Segment Start: Recorded information
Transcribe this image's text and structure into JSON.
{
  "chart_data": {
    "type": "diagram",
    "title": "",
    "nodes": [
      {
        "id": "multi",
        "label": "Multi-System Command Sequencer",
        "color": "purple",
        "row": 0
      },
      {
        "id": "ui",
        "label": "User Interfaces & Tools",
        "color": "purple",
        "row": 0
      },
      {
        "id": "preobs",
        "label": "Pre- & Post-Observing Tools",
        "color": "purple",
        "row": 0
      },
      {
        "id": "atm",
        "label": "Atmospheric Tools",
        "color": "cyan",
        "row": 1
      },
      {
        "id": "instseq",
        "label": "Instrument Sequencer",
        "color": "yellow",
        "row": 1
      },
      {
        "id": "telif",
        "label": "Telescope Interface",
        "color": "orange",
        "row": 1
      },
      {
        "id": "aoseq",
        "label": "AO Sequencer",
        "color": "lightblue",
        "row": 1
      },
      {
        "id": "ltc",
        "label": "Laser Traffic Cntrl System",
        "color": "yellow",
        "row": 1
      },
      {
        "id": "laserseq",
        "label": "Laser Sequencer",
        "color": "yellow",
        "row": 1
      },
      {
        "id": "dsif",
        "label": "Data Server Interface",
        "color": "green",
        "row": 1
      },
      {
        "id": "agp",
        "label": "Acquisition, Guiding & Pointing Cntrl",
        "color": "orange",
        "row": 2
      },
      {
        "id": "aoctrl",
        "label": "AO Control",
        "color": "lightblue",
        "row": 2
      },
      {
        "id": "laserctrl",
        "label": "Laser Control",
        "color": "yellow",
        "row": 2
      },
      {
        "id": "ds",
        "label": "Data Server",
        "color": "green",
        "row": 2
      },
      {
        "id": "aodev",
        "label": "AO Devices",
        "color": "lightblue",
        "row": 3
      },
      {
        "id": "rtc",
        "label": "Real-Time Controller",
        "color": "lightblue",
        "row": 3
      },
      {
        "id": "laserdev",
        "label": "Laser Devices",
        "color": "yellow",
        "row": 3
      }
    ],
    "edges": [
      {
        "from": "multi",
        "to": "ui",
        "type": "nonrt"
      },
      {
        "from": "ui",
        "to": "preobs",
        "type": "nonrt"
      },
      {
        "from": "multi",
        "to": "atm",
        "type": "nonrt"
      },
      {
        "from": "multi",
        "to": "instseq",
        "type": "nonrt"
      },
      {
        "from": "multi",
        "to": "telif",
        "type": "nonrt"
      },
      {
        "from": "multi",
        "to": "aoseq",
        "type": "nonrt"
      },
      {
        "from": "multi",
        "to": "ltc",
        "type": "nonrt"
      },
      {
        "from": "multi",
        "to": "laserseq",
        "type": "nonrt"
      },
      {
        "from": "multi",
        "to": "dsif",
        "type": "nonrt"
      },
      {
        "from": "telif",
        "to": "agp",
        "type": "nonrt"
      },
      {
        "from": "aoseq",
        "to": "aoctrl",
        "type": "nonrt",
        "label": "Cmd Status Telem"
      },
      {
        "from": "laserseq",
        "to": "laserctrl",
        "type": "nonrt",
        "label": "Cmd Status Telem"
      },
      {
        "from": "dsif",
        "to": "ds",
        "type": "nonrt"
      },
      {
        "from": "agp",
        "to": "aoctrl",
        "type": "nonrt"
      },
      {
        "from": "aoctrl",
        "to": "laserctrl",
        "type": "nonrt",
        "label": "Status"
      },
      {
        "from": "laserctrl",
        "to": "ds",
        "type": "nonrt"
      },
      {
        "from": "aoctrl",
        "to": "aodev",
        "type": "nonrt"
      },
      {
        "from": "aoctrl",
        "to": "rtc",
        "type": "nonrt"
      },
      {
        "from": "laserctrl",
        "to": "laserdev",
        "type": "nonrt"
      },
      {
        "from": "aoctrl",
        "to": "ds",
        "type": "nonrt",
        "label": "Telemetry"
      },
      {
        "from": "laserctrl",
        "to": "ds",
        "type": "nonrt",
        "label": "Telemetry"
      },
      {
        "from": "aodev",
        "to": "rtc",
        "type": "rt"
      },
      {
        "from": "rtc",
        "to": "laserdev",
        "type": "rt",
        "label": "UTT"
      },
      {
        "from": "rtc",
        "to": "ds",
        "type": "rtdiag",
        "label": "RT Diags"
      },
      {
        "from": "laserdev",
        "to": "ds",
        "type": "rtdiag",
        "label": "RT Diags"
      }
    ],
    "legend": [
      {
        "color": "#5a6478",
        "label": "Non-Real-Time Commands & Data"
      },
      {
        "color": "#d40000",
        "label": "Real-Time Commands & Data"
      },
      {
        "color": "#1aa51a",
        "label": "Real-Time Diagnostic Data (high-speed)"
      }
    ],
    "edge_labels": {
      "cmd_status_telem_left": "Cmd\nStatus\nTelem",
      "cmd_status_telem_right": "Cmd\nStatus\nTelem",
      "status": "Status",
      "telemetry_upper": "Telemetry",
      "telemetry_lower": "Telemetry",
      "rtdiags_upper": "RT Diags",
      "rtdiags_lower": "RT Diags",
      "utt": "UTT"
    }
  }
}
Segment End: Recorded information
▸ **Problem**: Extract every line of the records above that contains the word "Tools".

▸ **Solution below**:
        "label": "User Interfaces & Tools",
        "label": "Pre- & Post-Observing Tools",
        "label": "Atmospheric Tools",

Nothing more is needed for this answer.